§ Data under study:
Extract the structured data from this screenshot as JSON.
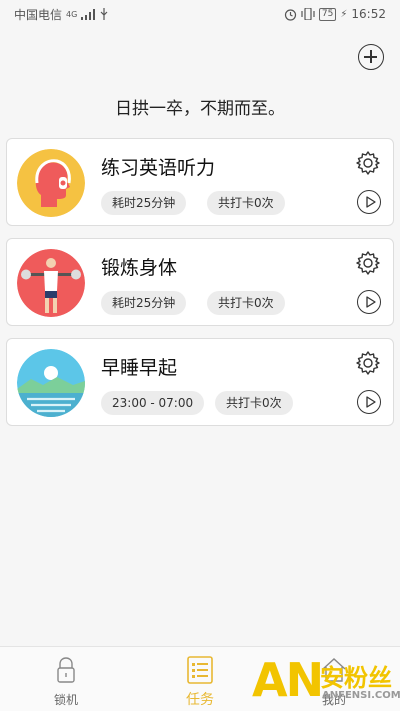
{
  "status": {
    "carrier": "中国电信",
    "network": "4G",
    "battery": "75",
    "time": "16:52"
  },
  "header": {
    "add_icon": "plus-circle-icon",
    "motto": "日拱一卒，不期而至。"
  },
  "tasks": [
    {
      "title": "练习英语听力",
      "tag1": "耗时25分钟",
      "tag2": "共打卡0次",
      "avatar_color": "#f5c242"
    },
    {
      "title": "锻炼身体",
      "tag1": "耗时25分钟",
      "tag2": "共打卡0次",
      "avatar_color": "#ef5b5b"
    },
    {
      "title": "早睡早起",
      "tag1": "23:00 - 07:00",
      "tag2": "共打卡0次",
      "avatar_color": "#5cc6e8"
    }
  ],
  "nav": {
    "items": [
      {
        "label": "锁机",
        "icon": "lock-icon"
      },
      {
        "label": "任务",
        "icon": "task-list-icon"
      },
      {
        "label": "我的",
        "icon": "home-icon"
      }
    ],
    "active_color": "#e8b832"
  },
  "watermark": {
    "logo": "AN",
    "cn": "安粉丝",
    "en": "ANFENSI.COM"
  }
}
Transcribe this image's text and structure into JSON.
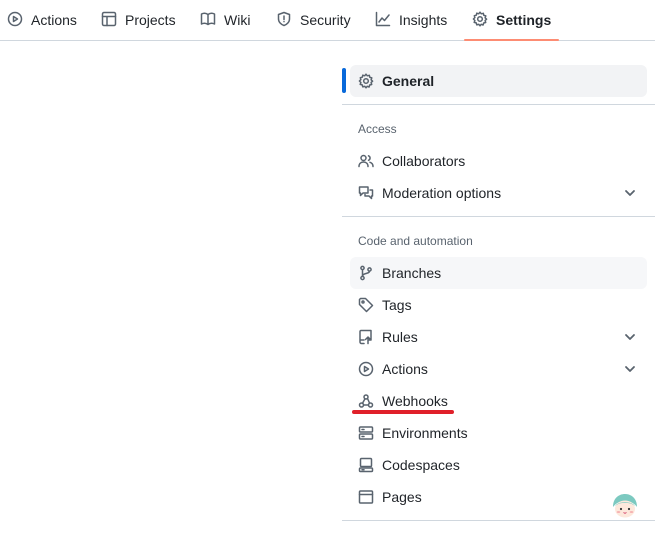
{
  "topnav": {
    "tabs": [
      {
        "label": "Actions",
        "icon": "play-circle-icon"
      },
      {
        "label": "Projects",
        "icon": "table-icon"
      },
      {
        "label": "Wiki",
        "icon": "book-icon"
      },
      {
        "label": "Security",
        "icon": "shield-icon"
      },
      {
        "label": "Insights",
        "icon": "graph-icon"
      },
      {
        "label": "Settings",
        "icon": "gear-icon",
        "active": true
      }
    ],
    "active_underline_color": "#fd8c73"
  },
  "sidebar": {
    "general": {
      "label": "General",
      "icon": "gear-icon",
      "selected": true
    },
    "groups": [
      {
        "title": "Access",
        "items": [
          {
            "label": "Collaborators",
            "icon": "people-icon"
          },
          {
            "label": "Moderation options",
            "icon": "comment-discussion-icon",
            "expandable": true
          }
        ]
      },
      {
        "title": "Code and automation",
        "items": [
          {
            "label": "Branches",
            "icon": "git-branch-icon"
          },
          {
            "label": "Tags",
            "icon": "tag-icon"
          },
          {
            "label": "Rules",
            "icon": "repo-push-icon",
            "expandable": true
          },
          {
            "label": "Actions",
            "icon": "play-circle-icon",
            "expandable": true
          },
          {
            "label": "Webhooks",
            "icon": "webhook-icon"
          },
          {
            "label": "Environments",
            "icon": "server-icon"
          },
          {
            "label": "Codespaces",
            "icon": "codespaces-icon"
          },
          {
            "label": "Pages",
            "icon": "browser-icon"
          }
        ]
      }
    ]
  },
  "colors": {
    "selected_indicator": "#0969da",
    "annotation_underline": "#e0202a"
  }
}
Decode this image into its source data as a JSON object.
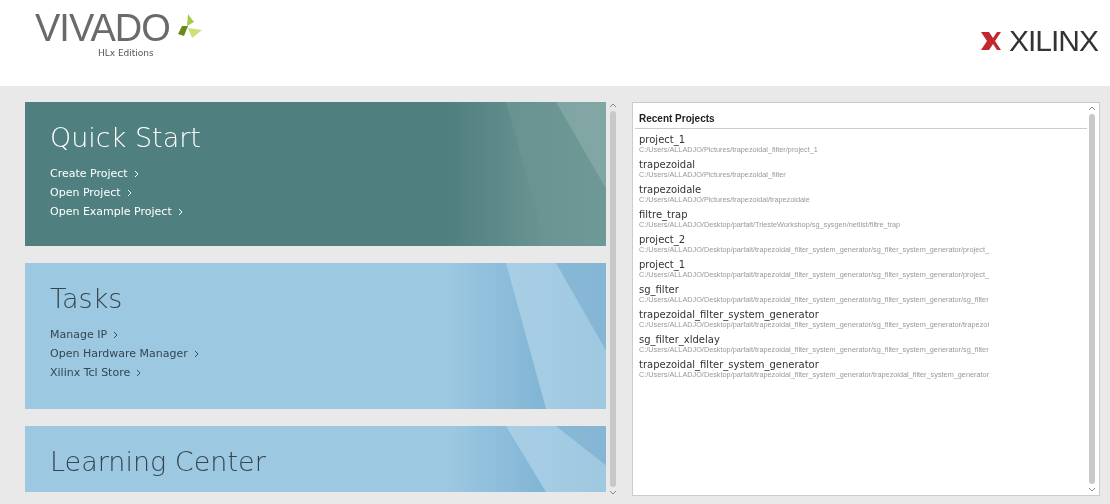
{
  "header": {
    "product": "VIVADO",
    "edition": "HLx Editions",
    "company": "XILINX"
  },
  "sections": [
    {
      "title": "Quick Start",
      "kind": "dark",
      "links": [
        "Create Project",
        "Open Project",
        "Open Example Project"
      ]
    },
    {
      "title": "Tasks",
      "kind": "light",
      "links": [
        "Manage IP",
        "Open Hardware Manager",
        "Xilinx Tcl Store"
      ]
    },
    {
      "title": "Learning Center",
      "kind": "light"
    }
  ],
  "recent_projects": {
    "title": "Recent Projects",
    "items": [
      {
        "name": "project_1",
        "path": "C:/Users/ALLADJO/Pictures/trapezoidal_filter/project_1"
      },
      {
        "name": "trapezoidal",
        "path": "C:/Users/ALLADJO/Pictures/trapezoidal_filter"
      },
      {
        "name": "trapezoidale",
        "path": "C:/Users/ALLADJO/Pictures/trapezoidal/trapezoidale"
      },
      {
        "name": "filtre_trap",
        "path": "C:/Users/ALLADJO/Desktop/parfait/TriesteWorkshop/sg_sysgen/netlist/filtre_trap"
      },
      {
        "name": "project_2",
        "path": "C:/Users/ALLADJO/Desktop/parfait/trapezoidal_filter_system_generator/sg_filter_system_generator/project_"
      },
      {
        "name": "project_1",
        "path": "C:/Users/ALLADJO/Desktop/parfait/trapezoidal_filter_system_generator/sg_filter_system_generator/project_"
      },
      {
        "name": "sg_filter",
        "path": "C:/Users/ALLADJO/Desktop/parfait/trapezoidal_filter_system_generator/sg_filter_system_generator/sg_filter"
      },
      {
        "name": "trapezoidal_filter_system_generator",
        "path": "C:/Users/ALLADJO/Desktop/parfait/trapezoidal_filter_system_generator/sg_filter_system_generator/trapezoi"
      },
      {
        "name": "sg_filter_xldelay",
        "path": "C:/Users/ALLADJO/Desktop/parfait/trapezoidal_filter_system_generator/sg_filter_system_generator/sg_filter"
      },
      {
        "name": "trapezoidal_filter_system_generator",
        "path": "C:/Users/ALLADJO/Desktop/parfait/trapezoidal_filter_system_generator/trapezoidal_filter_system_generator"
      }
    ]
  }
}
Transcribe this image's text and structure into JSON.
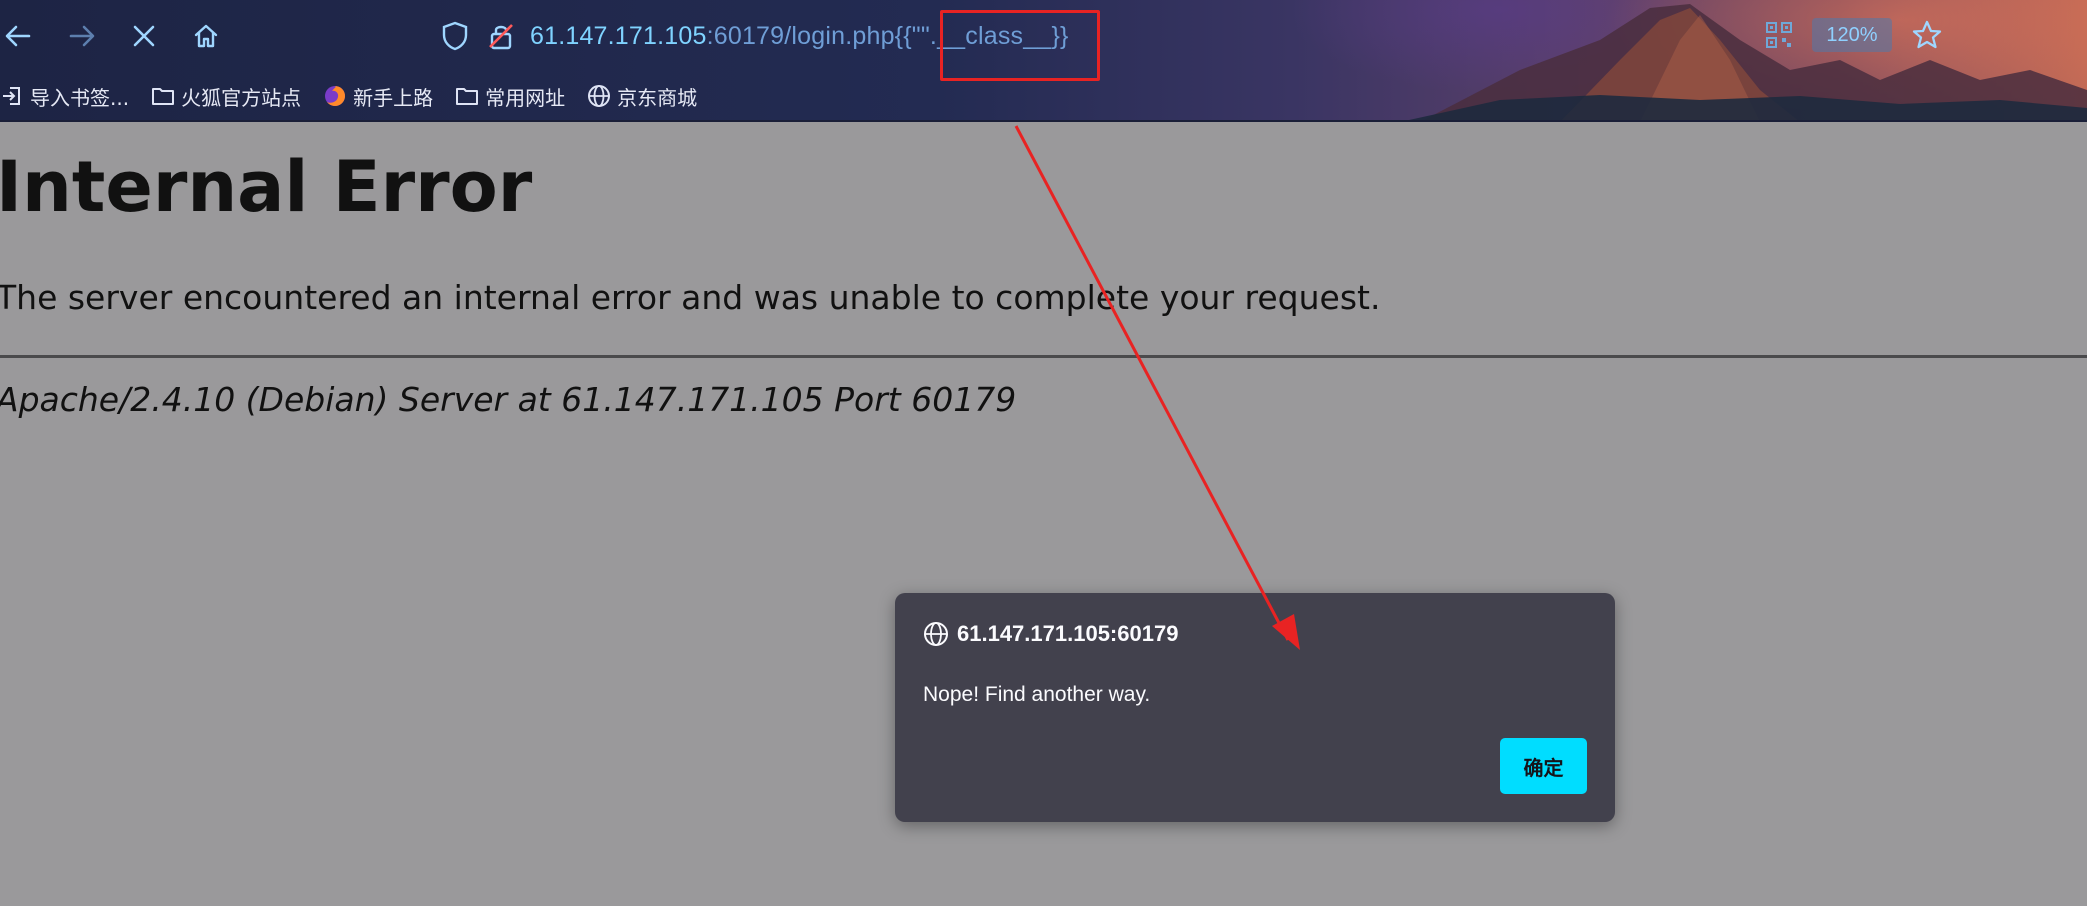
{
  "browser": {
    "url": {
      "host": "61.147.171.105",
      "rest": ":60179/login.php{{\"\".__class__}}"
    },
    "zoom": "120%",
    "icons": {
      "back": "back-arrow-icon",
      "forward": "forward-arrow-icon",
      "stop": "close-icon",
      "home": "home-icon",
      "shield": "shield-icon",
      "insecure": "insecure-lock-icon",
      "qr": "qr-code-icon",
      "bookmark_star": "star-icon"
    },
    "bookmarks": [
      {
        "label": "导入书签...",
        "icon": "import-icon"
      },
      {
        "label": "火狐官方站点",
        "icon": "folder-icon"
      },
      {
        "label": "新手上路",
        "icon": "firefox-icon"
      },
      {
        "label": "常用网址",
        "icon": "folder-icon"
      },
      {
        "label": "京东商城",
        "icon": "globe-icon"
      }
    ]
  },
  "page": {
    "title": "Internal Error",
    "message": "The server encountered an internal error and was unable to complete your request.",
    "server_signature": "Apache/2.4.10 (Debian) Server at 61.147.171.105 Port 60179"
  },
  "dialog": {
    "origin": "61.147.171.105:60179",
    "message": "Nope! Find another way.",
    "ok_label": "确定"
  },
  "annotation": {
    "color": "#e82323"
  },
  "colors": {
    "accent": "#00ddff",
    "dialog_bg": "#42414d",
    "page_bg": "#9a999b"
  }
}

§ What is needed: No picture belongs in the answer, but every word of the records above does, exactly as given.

§ Exercise result:
Extract the structured data from this screenshot as JSON.
{
  "status": {
    "carrier": "中国电信",
    "network": "4G",
    "battery": "75",
    "time": "16:52"
  },
  "header": {
    "add_icon": "plus-circle-icon",
    "motto": "日拱一卒，不期而至。"
  },
  "tasks": [
    {
      "title": "练习英语听力",
      "tag1": "耗时25分钟",
      "tag2": "共打卡0次",
      "avatar_color": "#f5c242"
    },
    {
      "title": "锻炼身体",
      "tag1": "耗时25分钟",
      "tag2": "共打卡0次",
      "avatar_color": "#ef5b5b"
    },
    {
      "title": "早睡早起",
      "tag1": "23:00 - 07:00",
      "tag2": "共打卡0次",
      "avatar_color": "#5cc6e8"
    }
  ],
  "nav": {
    "items": [
      {
        "label": "锁机",
        "icon": "lock-icon"
      },
      {
        "label": "任务",
        "icon": "task-list-icon"
      },
      {
        "label": "我的",
        "icon": "home-icon"
      }
    ],
    "active_color": "#e8b832"
  },
  "watermark": {
    "logo": "AN",
    "cn": "安粉丝",
    "en": "ANFENSI.COM"
  }
}
Transcribe this image's text and structure into JSON.
{
  "topnav": {
    "tabs": [
      {
        "label": "Actions",
        "icon": "play-circle-icon"
      },
      {
        "label": "Projects",
        "icon": "table-icon"
      },
      {
        "label": "Wiki",
        "icon": "book-icon"
      },
      {
        "label": "Security",
        "icon": "shield-icon"
      },
      {
        "label": "Insights",
        "icon": "graph-icon"
      },
      {
        "label": "Settings",
        "icon": "gear-icon",
        "active": true
      }
    ],
    "active_underline_color": "#fd8c73"
  },
  "sidebar": {
    "general": {
      "label": "General",
      "icon": "gear-icon",
      "selected": true
    },
    "groups": [
      {
        "title": "Access",
        "items": [
          {
            "label": "Collaborators",
            "icon": "people-icon"
          },
          {
            "label": "Moderation options",
            "icon": "comment-discussion-icon",
            "expandable": true
          }
        ]
      },
      {
        "title": "Code and automation",
        "items": [
          {
            "label": "Branches",
            "icon": "git-branch-icon"
          },
          {
            "label": "Tags",
            "icon": "tag-icon"
          },
          {
            "label": "Rules",
            "icon": "repo-push-icon",
            "expandable": true
          },
          {
            "label": "Actions",
            "icon": "play-circle-icon",
            "expandable": true
          },
          {
            "label": "Webhooks",
            "icon": "webhook-icon"
          },
          {
            "label": "Environments",
            "icon": "server-icon"
          },
          {
            "label": "Codespaces",
            "icon": "codespaces-icon"
          },
          {
            "label": "Pages",
            "icon": "browser-icon"
          }
        ]
      }
    ]
  },
  "colors": {
    "selected_indicator": "#0969da",
    "annotation_underline": "#e0202a"
  }
}
Decode this image into its source data as a JSON object.
{
  "header": {
    "product": "VIVADO",
    "edition": "HLx Editions",
    "company": "XILINX"
  },
  "sections": [
    {
      "title": "Quick Start",
      "kind": "dark",
      "links": [
        "Create Project",
        "Open Project",
        "Open Example Project"
      ]
    },
    {
      "title": "Tasks",
      "kind": "light",
      "links": [
        "Manage IP",
        "Open Hardware Manager",
        "Xilinx Tcl Store"
      ]
    },
    {
      "title": "Learning Center",
      "kind": "light"
    }
  ],
  "recent_projects": {
    "title": "Recent Projects",
    "items": [
      {
        "name": "project_1",
        "path": "C:/Users/ALLADJO/Pictures/trapezoidal_filter/project_1"
      },
      {
        "name": "trapezoidal",
        "path": "C:/Users/ALLADJO/Pictures/trapezoidal_filter"
      },
      {
        "name": "trapezoidale",
        "path": "C:/Users/ALLADJO/Pictures/trapezoidal/trapezoidale"
      },
      {
        "name": "filtre_trap",
        "path": "C:/Users/ALLADJO/Desktop/parfait/TriesteWorkshop/sg_sysgen/netlist/filtre_trap"
      },
      {
        "name": "project_2",
        "path": "C:/Users/ALLADJO/Desktop/parfait/trapezoidal_filter_system_generator/sg_filter_system_generator/project_"
      },
      {
        "name": "project_1",
        "path": "C:/Users/ALLADJO/Desktop/parfait/trapezoidal_filter_system_generator/sg_filter_system_generator/project_"
      },
      {
        "name": "sg_filter",
        "path": "C:/Users/ALLADJO/Desktop/parfait/trapezoidal_filter_system_generator/sg_filter_system_generator/sg_filter"
      },
      {
        "name": "trapezoidal_filter_system_generator",
        "path": "C:/Users/ALLADJO/Desktop/parfait/trapezoidal_filter_system_generator/sg_filter_system_generator/trapezoi"
      },
      {
        "name": "sg_filter_xldelay",
        "path": "C:/Users/ALLADJO/Desktop/parfait/trapezoidal_filter_system_generator/sg_filter_system_generator/sg_filter"
      },
      {
        "name": "trapezoidal_filter_system_generator",
        "path": "C:/Users/ALLADJO/Desktop/parfait/trapezoidal_filter_system_generator/trapezoidal_filter_system_generator"
      }
    ]
  }
}
Transcribe this image's text and structure into JSON.
{
  "browser": {
    "url": {
      "host": "61.147.171.105",
      "rest": ":60179/login.php{{\"\".__class__}}"
    },
    "zoom": "120%",
    "icons": {
      "back": "back-arrow-icon",
      "forward": "forward-arrow-icon",
      "stop": "close-icon",
      "home": "home-icon",
      "shield": "shield-icon",
      "insecure": "insecure-lock-icon",
      "qr": "qr-code-icon",
      "bookmark_star": "star-icon"
    },
    "bookmarks": [
      {
        "label": "导入书签...",
        "icon": "import-icon"
      },
      {
        "label": "火狐官方站点",
        "icon": "folder-icon"
      },
      {
        "label": "新手上路",
        "icon": "firefox-icon"
      },
      {
        "label": "常用网址",
        "icon": "folder-icon"
      },
      {
        "label": "京东商城",
        "icon": "globe-icon"
      }
    ]
  },
  "page": {
    "title": "Internal Error",
    "message": "The server encountered an internal error and was unable to complete your request.",
    "server_signature": "Apache/2.4.10 (Debian) Server at 61.147.171.105 Port 60179"
  },
  "dialog": {
    "origin": "61.147.171.105:60179",
    "message": "Nope! Find another way.",
    "ok_label": "确定"
  },
  "annotation": {
    "color": "#e82323"
  },
  "colors": {
    "accent": "#00ddff",
    "dialog_bg": "#42414d",
    "page_bg": "#9a999b"
  }
}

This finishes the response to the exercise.